While most of these documents are mandatory, some of them depend on the type of cargo you are shipping as well as your origin and destination locations. So, it is important to know which documents are required for your shipment before you start shipping. Here are some of the essential documents required for sea freight:

The most important shipping documents

Bill of Lading (B/L):

The bill of lading is perhaps the most important document in sea freight. It serves as a contract between the shipper and the carrier, acknowledging receipt of the goods for shipment and specifying the terms of transportation. The B/L also acts as a receipt for the goods and a document of title, which can be used to claim the cargo upon arrival at the destination port.

Commercial Invoice:

This document provides details about the goods being shipped, including their description, quantity, value, and terms of sale. It is used for customs clearance, taxation purposes, and as evidence of the transaction between the buyer and seller.
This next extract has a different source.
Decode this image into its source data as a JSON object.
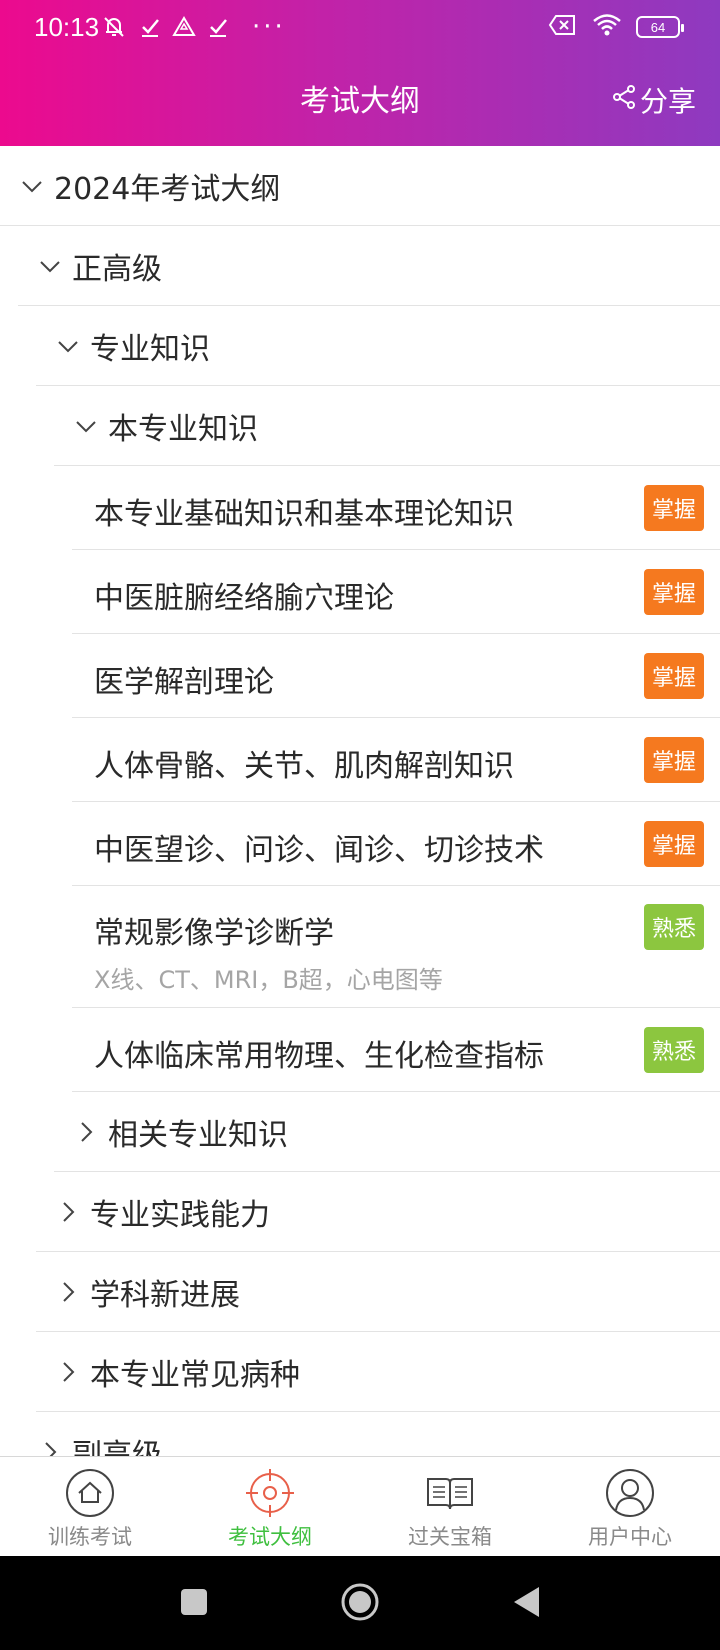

Packing List:

A packing list provides a detailed breakdown of the contents of each package or container being shipped. It includes information such as the number of packages, their dimensions, weight, and contents. This document helps customs officials and port authorities verify the cargo and facilitates the process of loading and unloading.

Certificate of Origin:

The certificate of origin is a document that indicates the country where the goods were produced or manufactured. It may be required by customs authorities to determine eligibility for preferential trade agreements, tariffs, or other trade regulations.

Customs Declaration/Form:

Depending on the origin and destination countries, various customs declaration forms may be required. These forms provide information about the nature, value, and origin of the goods being shipped and are essential for customs clearance.

Insurance Certificate:

While not always mandatory, an insurance certificate provides evidence of insurance coverage for the cargo during transit. It typically includes details such as the insured value, coverage period, and terms and conditions of the insurance policy.

Dangerous Goods Declaration (if applicable):

If the shipment contains hazardous materials or dangerous goods, a dangerous goods declaration must be provided. This document details the nature of the hazardous materials, their classification, packaging, labeling, and handling instructions in compliance with international regulations (e.g., IMDG Code).

Export License or Permit (if applicable):

Certain goods may require an export license or permit from the exporting country’s government. These documents ensure compliance with export controls, sanctions, or restrictions on the exportation of specific goods.

Other Documents:

Depending on the nature of the shipment and the requirements of the countries involved, additional documents may be necessary, such as certificates of inspection, phytosanitary certificates for agricultural products, or transit documents for goods passing through multiple countries.

It’s essential to work closely with freight forwarders, shipping agents, and customs brokers to ensure that all required documents are prepared accurately and submitted on time to avoid delays or complications in the shipping process.

LIKE0 facebookSHARE Linkedin

Write to Us